(App and web page records)

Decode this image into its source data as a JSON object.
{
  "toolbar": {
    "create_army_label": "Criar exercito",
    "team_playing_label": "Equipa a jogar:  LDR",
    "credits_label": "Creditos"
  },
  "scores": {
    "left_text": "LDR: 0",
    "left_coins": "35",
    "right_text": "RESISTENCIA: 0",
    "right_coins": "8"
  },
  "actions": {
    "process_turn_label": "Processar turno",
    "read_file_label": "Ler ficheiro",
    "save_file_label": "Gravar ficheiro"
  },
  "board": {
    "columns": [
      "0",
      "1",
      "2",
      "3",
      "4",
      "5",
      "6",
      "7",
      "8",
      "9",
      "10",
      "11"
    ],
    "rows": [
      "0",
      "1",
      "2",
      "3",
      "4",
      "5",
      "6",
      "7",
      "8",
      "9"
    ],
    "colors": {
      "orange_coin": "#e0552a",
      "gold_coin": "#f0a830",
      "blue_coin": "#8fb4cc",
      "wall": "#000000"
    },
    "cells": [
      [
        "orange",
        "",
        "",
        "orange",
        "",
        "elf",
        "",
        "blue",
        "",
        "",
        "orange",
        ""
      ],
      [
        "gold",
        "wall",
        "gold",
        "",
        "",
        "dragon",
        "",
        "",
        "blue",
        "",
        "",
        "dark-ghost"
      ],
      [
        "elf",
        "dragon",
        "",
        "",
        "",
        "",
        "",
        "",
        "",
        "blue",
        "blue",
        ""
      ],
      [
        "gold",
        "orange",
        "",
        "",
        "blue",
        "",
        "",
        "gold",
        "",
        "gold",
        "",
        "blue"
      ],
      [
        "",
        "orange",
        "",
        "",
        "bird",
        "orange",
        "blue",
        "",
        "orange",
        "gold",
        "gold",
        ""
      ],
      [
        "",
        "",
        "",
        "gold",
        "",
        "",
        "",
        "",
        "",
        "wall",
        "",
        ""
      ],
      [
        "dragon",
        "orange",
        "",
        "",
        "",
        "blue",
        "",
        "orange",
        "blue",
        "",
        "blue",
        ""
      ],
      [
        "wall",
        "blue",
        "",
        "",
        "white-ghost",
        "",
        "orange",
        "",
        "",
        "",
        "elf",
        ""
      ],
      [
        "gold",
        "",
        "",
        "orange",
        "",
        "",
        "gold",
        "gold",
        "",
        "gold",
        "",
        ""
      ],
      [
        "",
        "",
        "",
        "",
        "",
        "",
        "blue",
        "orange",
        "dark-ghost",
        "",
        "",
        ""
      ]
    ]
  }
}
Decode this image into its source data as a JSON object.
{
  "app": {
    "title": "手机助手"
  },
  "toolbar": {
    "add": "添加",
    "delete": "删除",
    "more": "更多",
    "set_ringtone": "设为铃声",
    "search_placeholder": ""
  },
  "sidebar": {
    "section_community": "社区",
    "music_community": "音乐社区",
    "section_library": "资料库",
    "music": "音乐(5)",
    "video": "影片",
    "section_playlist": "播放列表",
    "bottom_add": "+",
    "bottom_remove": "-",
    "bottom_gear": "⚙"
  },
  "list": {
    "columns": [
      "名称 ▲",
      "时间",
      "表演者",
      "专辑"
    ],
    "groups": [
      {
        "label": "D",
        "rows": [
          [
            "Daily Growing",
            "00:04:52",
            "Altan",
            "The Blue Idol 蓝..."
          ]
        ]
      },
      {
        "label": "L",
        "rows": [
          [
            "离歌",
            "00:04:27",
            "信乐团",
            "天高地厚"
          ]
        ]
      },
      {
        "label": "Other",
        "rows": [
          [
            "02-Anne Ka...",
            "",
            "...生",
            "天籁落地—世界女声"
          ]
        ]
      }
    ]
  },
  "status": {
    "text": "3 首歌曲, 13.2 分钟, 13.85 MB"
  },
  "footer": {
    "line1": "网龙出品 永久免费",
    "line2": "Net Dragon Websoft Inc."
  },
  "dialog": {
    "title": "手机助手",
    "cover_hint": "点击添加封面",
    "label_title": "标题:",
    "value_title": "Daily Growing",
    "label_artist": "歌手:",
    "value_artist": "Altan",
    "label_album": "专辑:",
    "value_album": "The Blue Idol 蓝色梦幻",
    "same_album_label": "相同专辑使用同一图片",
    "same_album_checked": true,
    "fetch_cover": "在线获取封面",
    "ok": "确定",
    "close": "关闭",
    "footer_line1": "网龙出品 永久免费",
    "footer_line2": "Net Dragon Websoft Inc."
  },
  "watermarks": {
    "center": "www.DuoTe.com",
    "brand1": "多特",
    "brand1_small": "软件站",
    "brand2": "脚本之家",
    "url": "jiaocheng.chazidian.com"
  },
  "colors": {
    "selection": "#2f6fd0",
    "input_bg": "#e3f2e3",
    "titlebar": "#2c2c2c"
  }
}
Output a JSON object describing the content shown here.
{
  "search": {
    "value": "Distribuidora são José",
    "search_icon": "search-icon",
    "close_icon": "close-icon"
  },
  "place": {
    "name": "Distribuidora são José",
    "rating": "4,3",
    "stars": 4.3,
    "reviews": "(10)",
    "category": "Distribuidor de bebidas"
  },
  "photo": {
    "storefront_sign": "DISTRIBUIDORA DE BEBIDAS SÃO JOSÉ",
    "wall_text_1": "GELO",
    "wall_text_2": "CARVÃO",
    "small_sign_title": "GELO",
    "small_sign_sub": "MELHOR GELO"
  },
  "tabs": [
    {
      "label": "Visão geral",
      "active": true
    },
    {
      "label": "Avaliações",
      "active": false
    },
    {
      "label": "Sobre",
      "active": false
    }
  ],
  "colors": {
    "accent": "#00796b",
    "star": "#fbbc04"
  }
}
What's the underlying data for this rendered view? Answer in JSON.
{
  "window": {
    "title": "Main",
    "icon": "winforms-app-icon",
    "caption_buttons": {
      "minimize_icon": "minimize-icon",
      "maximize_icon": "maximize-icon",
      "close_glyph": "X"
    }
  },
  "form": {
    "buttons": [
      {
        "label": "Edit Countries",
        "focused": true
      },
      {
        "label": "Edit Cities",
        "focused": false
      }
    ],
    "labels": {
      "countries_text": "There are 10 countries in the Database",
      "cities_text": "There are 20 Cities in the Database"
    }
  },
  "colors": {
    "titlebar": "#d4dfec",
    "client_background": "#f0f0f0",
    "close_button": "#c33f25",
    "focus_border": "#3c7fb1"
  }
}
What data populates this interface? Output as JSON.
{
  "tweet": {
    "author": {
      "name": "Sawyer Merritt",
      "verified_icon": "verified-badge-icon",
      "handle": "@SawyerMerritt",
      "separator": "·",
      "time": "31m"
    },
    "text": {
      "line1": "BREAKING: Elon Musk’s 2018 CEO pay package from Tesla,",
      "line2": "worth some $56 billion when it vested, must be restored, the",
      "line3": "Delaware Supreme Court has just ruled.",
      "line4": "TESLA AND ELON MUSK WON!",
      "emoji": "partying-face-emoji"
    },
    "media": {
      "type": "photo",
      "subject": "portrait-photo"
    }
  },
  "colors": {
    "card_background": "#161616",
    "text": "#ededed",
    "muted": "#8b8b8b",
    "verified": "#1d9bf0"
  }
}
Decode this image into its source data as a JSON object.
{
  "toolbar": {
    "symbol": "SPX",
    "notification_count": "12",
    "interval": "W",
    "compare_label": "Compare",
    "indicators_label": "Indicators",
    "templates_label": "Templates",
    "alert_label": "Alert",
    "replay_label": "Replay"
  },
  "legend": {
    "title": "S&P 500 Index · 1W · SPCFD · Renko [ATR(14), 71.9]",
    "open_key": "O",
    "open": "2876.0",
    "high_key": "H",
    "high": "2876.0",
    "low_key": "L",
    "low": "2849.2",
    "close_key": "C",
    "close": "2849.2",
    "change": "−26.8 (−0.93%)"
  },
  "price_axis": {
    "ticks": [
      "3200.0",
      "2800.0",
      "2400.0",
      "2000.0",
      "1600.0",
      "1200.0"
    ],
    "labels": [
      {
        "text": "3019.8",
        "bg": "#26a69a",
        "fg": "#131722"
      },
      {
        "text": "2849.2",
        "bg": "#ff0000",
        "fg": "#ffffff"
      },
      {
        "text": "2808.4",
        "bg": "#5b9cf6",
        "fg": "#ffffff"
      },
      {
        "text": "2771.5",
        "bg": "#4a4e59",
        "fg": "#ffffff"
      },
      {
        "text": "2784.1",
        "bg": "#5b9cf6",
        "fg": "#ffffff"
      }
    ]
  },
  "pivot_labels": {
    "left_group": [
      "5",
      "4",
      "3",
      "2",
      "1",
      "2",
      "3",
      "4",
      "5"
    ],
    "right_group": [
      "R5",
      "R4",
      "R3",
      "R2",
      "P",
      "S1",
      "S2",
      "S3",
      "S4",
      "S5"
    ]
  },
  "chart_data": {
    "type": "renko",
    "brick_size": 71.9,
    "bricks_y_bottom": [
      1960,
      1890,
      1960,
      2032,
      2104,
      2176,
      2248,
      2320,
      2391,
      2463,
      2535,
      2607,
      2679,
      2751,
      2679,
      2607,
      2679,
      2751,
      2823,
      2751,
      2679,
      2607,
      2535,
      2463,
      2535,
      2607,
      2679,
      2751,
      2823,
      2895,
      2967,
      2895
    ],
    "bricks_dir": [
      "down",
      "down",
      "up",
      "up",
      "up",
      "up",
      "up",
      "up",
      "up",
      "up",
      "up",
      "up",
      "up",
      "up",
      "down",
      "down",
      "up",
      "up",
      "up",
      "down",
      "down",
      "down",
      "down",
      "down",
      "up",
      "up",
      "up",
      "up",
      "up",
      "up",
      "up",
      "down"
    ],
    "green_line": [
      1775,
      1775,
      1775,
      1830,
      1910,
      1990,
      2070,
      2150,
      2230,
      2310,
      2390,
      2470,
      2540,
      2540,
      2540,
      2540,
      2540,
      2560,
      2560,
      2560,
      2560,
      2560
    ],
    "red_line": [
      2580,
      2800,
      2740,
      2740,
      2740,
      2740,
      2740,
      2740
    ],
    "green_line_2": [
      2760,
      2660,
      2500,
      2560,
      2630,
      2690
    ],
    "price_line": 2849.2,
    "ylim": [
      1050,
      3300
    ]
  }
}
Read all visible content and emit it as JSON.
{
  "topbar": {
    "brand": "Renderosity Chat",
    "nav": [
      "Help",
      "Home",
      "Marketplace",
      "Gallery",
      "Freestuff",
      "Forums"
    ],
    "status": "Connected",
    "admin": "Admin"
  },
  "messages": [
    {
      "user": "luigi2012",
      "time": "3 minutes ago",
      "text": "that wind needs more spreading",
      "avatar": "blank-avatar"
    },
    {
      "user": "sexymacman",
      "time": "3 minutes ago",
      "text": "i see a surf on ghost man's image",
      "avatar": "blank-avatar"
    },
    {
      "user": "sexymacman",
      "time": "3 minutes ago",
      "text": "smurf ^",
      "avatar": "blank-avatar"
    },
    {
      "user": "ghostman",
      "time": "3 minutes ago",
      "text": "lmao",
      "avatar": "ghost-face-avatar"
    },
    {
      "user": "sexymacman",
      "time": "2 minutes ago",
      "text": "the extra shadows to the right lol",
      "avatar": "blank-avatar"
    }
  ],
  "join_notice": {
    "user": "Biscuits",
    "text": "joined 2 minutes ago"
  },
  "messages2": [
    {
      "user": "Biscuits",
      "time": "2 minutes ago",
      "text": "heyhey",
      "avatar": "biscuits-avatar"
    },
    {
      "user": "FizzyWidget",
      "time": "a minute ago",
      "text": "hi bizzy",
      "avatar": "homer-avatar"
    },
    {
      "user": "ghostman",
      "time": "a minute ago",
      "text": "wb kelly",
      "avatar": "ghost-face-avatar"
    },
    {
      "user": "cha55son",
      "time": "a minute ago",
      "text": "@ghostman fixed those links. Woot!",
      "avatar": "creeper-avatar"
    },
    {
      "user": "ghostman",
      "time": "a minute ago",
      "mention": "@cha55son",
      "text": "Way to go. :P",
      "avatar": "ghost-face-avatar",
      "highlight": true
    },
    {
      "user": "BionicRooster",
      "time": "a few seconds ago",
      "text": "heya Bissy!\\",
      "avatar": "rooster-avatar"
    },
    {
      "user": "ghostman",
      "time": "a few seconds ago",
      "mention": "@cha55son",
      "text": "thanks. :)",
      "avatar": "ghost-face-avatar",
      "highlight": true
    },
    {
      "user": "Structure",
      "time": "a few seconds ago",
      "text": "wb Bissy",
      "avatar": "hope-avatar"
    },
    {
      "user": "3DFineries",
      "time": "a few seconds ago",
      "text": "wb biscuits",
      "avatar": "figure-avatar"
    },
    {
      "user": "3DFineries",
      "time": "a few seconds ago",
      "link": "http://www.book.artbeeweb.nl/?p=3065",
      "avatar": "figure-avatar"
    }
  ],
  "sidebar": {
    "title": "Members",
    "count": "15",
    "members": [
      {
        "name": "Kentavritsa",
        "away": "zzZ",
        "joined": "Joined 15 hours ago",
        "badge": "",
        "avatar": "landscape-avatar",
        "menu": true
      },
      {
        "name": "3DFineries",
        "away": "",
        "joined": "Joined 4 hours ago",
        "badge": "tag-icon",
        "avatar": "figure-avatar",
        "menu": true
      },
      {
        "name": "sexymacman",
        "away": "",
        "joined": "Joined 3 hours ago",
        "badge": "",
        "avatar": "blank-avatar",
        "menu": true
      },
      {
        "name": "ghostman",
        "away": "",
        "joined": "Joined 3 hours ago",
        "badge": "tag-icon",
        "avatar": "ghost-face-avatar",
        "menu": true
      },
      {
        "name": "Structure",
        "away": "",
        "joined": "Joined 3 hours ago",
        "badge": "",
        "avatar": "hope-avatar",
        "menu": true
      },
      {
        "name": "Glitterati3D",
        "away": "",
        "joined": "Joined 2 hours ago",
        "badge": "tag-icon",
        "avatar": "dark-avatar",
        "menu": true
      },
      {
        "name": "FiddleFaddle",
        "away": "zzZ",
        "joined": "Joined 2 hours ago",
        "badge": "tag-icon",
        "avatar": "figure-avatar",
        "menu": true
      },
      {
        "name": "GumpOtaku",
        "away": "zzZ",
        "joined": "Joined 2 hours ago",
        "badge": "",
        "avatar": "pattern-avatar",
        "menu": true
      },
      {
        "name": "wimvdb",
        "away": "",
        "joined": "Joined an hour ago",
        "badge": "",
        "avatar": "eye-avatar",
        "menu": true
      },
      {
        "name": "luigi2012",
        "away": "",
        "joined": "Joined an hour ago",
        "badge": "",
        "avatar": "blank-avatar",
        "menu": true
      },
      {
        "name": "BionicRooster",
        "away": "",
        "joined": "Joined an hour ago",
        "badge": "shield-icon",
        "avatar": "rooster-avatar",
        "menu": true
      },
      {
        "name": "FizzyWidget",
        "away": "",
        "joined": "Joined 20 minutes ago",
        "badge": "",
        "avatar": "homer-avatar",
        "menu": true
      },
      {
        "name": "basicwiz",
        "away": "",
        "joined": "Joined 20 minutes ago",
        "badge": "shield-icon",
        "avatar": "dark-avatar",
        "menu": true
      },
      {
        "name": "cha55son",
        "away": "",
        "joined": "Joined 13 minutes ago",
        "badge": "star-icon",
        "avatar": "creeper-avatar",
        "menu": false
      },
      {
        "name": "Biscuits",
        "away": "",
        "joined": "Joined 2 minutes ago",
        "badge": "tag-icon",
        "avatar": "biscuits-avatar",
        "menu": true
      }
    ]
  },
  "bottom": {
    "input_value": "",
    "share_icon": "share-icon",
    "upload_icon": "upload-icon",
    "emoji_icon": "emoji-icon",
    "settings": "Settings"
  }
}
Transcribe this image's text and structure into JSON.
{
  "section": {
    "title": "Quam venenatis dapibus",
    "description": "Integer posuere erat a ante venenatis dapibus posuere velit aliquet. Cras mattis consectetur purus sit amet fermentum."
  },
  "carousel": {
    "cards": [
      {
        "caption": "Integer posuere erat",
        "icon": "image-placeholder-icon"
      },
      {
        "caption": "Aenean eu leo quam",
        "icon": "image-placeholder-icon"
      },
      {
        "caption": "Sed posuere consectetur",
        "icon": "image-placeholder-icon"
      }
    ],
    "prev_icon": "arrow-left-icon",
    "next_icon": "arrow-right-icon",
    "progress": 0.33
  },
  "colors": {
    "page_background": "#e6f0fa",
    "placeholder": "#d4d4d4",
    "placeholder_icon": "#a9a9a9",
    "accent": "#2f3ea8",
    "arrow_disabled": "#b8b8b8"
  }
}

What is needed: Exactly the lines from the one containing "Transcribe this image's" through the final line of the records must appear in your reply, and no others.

Answer section:
Transcribe this image's text and structure into JSON.
{
  "section": {
    "title": "Quam venenatis dapibus",
    "description": "Integer posuere erat a ante venenatis dapibus posuere velit aliquet. Cras mattis consectetur purus sit amet fermentum."
  },
  "carousel": {
    "cards": [
      {
        "caption": "Integer posuere erat",
        "icon": "image-placeholder-icon"
      },
      {
        "caption": "Aenean eu leo quam",
        "icon": "image-placeholder-icon"
      },
      {
        "caption": "Sed posuere consectetur",
        "icon": "image-placeholder-icon"
      }
    ],
    "prev_icon": "arrow-left-icon",
    "next_icon": "arrow-right-icon",
    "progress": 0.33
  },
  "colors": {
    "page_background": "#e6f0fa",
    "placeholder": "#d4d4d4",
    "placeholder_icon": "#a9a9a9",
    "accent": "#2f3ea8",
    "arrow_disabled": "#b8b8b8"
  }
}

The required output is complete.